This Boeing B-17F-55-BO Flying Fortress, 42-29524, Meat Hound, was also of the 423rd Bombardment Squadron, 306th Bombardment Group. 8th Air Force. It is the same type as the B-17F on which Sergeant Smith was the ball turret gunner. The squadron identification markings, “RD”, are painted on the fuselage. The second letter “D” identifies this particular airplane. Smith’s bomber, 42-29649, carried the letter “V” as its individual identification. Meat Hound was badly damaged by enemy fighters, 11 January 1944, over Durgerdam, Holland. Four crewmen were killed. The others, except the pilot, 1st Lt. Jack W. Watson, bailed out. Four were captured. The co-pilot was able to evade. Lieutenant Watson flew the damaged bomber back to England alone. (U.S. Air Force).

Hot Stuff was first B-17 to complete 25 missions


Memphis Belle is a well-known World War Two bomber, which was made famous by the Hollywood movie of the same name back in 1990. The Memphis Belle was supposed to be the first B-17 bomber to fly 25 bombing missions and return back to base safely each time. Now an academic from Embry–Riddle Aeronautical University (ERAU) in Daytona, Florida has revealed that it was the B-24 named Hot Stuff that was the first bomber to make 25 missions and return home, not the Memphis Belle.

William Waldock is a professor at ERAU and he says that Hot Stuff flew her final and 25th mission in February of 1943, which was over three months earlier than the Memphis Belle completed her 25 missions. In fact, it is believed that Memphis Belle was the third to complete 25 successful missions.

Hot Stuff later crashed in Iceland under the command of Captain Robert Shannon in May of the same year.
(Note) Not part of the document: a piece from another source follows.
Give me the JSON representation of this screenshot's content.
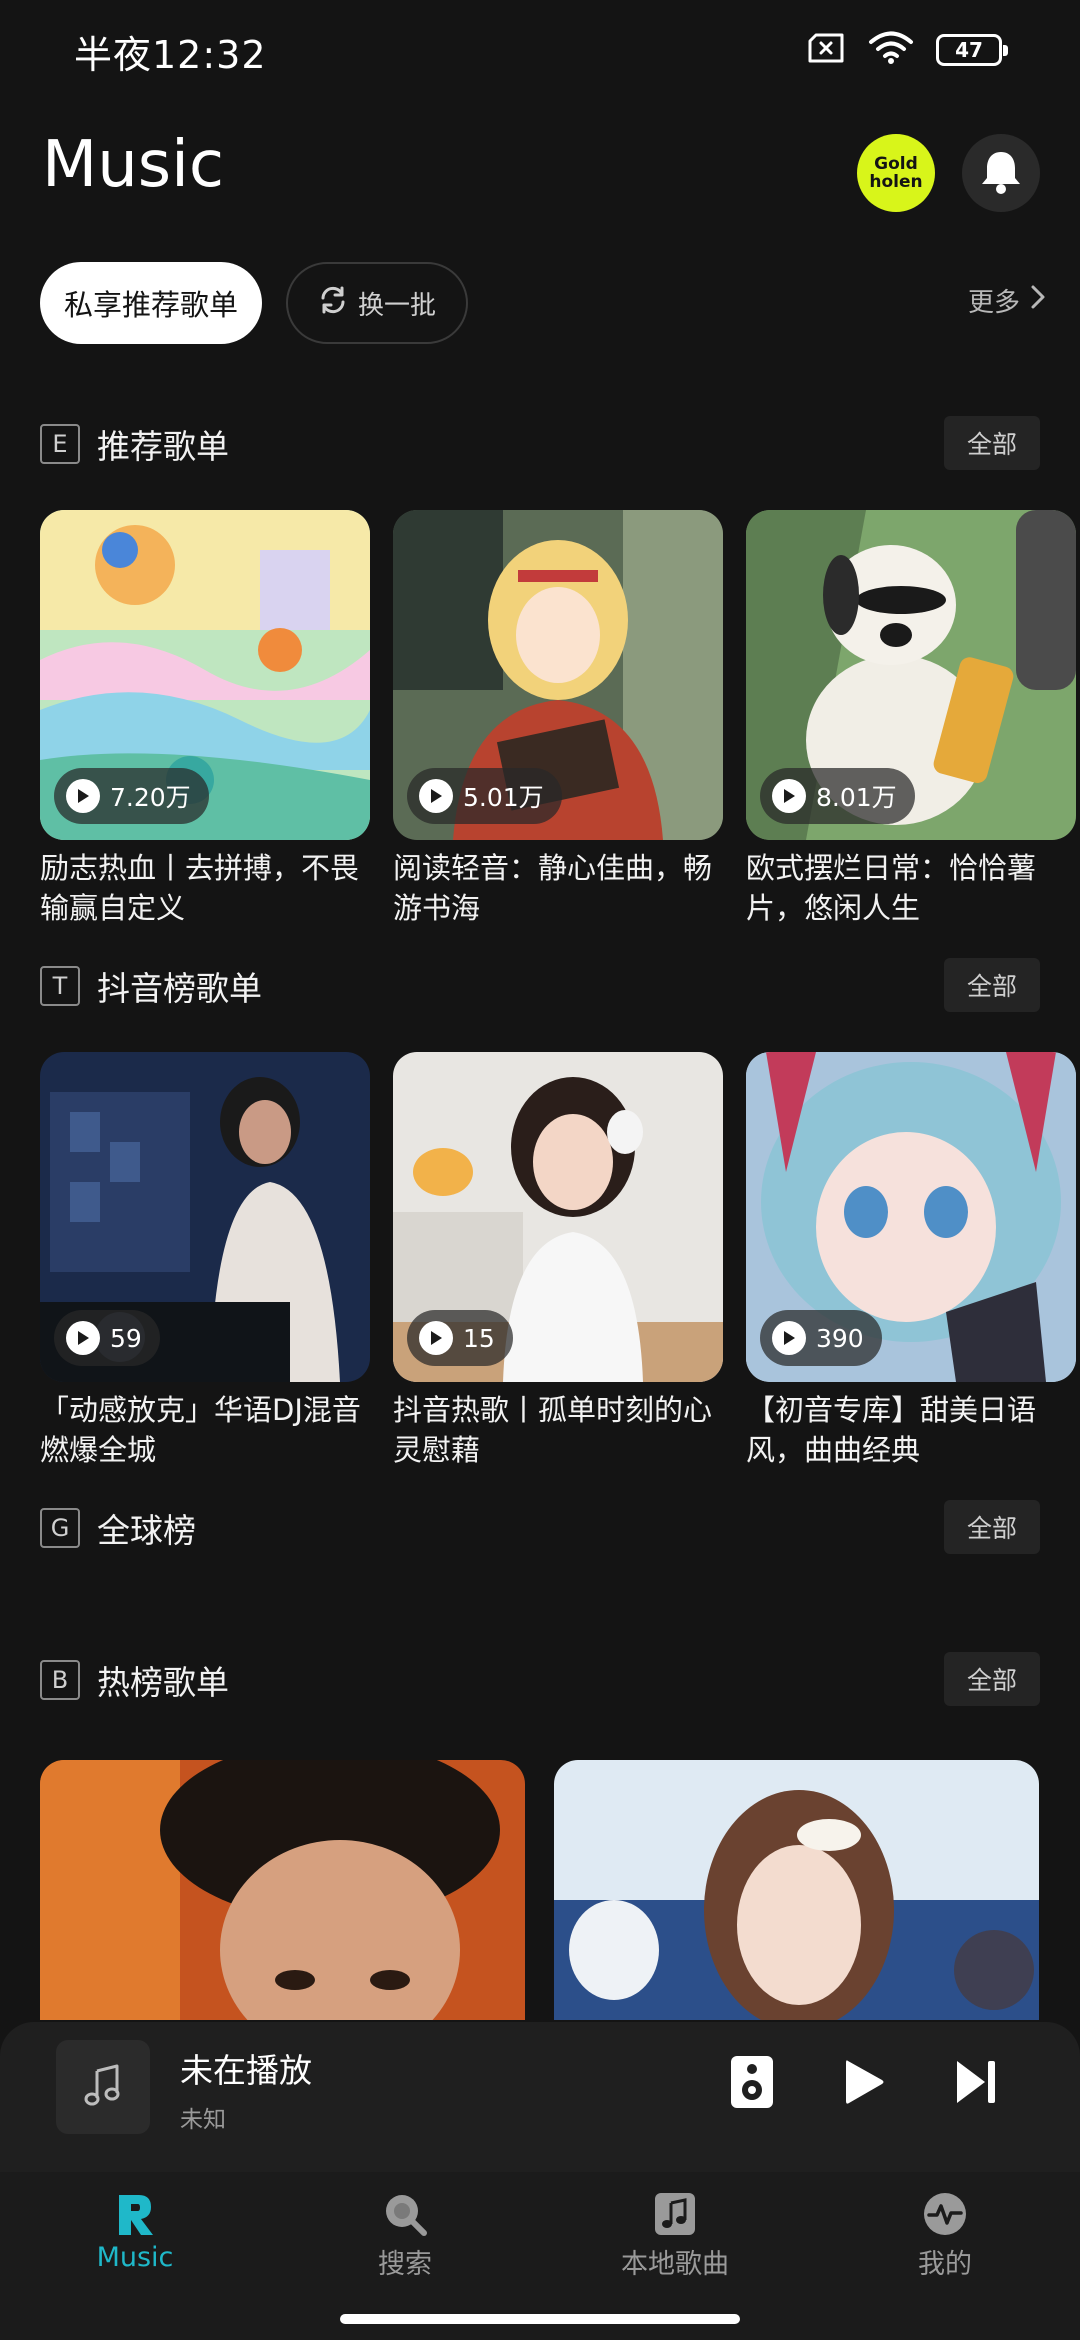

Hot Stuff was being flown home to the US since Captain Shannon had completed his tour of service. One the return journey Lieutenant General Frank Andrews took over the flying and when the plane hit severe weather conditions.

Waldock is an air accident investigator and has undertaken many archaeological digs related to aviation. Over the years he has been studying the history behind bomber aircraft activity during the war. To be the first to complete 25 missions was significant because once completed the bomber and its crew could return home. The US War Department would use the bomber and its crew for public relations activities back home, The Daily Courier reports.

The second bomber to have completed 25 missions is said to have been the Hell’s Angels, but it wasn’t widely promoted since its name wasn’t aesthetically pleasing to the War Department. It therefore fell to Memphis Belle as the face of bomber aircraft during the war.

Waldock says that because Hot Stuff crashed and never made it home it never became as well-known as Memphis Belle. Waldock also discovered that Lieutenant General Andrews was a VIP getting a return flight back to the US along with his close aides and staff, who took the place of the bomber’s original crew.

The crew of Hot Stuff didn’t land at their scheduled stop on their way to Iceland, which if they had of stopped they would have found out about the incoming bad weather conditions, and may have waited until it passed and was safe to fly.

The plane flew into zero visibility and it has been reported that the bomber’s radio was broken. The plane crashed into the side of a mountain near the airfield in Iceland. Only one out of the 15 man crew survived.

After the war the famous Andrews Air Force Base was named in his honor.